TOKYO (Reuters) - Japan’s government plans to formulate a new energy policy by early 2013, and will unveil a range of options to meet energy demand to 2030 by March, Tokyo Shimbun daily said on Friday, possibly delaying investment on renewable energy and increasing the usage of fossil fuels in the near term.
Japan has said it would wean itself from nuclear power amid increased public concern over safety, after a massive earthquake and tsunami in March triggered the world’s worst atomic crisis in 25 years at the Fukushima Daiichi station.
To make up for the fall in nuclear power generation, Tokyo has said the country would boost power conservation and the use of renewable energy in its new medium-term portfolio for electricity.
But details are not yet clear on how and when to make changes that also have to meet Tokyo’s ambitious goal to cut greenhouse gas emissions by 25 percent by 2020 from 1990 levels.
A government committee to draft options for a new portfolio will be set up as early as this month and its discussion will include each option’s impact on electricity bills, the outlook for fossil fuel imports and feasibility of new power generation technologies, the daily said.

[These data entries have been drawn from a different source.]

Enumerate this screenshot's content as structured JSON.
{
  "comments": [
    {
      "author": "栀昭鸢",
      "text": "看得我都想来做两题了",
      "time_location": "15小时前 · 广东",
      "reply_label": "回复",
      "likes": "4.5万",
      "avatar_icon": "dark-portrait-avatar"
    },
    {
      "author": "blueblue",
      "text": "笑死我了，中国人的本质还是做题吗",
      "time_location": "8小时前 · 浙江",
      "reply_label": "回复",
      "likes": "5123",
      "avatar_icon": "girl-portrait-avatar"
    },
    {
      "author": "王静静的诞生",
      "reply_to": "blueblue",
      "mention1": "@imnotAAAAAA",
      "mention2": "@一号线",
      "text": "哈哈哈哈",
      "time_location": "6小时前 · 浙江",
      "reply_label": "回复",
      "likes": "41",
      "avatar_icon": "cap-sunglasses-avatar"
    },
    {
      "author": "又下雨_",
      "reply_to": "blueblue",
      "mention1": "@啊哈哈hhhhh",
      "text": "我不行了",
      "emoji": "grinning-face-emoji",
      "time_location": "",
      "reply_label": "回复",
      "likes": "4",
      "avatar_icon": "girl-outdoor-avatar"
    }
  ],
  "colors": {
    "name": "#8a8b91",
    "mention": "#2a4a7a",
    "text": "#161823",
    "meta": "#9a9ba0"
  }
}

In the previous plan for 2030, compiled last year, Japan said it would rely on nuclear power for 53 percent of electricity demand, 21 percent on renewable energy, including large-sized hydro power, and the remaining 26 percent on fossil fuels.
Before the March disaster, fossil fuels provided more than 60 percent of the country’s power demand, followed by about 30 percent from nuclear power and the rest from renewable sources.
Reporting by Risa Maeda; Editing by Michael Urquhart